- _Task requirements_:
Only the lines containing the string "Microsoft" are needed; copy all of them from the listing.
-- -- --
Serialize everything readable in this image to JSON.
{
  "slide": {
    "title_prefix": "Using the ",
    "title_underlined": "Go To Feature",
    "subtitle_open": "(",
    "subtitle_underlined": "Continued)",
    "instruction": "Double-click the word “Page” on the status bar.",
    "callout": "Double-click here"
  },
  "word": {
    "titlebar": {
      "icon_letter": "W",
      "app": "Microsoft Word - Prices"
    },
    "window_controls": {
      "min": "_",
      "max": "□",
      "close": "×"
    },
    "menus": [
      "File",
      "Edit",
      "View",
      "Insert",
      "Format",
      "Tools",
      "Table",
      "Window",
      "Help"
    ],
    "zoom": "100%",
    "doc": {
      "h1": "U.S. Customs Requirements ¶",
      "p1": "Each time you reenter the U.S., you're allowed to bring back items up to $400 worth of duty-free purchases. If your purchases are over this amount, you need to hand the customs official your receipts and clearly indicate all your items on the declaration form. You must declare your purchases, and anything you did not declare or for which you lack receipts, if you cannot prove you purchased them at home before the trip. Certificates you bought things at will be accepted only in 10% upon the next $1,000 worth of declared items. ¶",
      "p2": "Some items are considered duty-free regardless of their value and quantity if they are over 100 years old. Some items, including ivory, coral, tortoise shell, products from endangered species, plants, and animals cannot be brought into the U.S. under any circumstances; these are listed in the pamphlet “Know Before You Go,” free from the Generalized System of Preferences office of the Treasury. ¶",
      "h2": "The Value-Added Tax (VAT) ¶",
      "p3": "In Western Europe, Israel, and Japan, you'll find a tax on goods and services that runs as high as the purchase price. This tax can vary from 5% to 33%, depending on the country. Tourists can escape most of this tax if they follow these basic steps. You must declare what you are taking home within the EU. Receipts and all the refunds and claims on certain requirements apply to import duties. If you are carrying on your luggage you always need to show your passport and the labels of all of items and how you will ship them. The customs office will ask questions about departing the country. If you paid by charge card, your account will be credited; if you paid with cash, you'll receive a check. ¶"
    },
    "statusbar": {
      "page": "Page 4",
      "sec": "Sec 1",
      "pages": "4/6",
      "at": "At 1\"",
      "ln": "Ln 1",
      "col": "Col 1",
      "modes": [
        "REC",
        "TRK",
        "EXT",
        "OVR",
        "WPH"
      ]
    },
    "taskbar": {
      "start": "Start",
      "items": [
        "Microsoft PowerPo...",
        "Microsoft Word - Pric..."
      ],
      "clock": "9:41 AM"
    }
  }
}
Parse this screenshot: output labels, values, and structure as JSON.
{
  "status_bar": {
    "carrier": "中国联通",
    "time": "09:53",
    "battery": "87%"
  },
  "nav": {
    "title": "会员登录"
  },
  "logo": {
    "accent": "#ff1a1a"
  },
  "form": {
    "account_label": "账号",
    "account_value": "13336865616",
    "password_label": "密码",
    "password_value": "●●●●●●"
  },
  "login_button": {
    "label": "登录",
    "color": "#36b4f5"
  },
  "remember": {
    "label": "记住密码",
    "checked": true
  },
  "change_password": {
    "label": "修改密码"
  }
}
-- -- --
- _Your response_:
      "app": "Microsoft Word - Prices"
        "Microsoft PowerPo...",
        "Microsoft Word - Pric..."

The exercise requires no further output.